quarter of 2006 increased by 6.7 per cent against the same period last year,
Slovak Spectator reported on September 8th.
The SU now predicts that annual GDP growth in 2006 could reach 6.5 per cent.
Household consumption remains the main driver of the country's economic growth,
based on a rise in both real wages and employment.
For the first time in seven years, Slovakia's jobless rate dropped under 14 per
cent to 13.5 per cent in the second quarter of 2006, while employment was at the
highest level since 1994. Real wages increased by four percent to 18,324 Slovak
crowns per month, Slovak Spectator reported.
Slovakia presents steps to prevent hike in energy prices
Slovakia's Economy Ministry prepared a list of 22 measures that should prevent
further increases in energy prices, as well as targets for the energy prices it
wanted to achieve on the market, Slovak Spectator reported on September 8th.
According to the ministry's calculations, electricity prices should drop by 5.4
per cent as of January next year, while water and sewerage should go down by
five per cent and natural gas should be 1.8 per cent cheaper. According to
Slovak Spectator, it is not clear how the ministry came up with these numbers,
nor does the proposal address the prices of heating and fuel. The ministry plans
to submit the material to the government in the near future.
Telecom Bureau to issue permit to Telefonica
Slovakia's Telecom Bureau (TU) market regulator was to issue a permit to
Telefonica O2 Slovakia to operate a mobile network in the country recently,
according to TU spokesman, Roman Vavro, Slovak Spectator reported.
Telefonica, which earlier won a tender for a third mobile operator in Slovakia,
will be allowed to provide services immediately once the permit takes effect.

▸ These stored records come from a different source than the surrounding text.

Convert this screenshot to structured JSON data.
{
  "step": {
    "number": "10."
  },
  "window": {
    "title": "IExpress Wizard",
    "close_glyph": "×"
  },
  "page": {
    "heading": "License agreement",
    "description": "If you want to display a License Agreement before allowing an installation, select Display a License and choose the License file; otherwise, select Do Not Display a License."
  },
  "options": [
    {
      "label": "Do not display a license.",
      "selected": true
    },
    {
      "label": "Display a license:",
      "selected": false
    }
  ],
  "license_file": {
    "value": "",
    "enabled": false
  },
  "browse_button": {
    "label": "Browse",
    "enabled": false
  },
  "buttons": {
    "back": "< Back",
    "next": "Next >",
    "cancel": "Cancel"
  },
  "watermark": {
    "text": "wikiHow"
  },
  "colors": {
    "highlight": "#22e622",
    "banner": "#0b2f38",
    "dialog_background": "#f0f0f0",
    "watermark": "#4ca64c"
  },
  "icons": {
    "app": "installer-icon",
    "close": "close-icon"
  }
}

"After the operator gets permission, it has 15 days to challenge the
verdict, but it can also pass on this option. In this case the permit takes
effect immediately," Vavro said.
Telefonica will be able to provide services through the institution of national
roaming, which enables it to use the networks of existing operators. "To
operate its own stations the operator needs other permits for concrete stations
as well as construction permits," Vavro said.
In early August, Telefonica O2 Slovakia said it expected to start operating on a
national roaming basis in the last quarter of 2006.
It plans to launch the commercial operation of its own network within 10 months
of receiving its licence.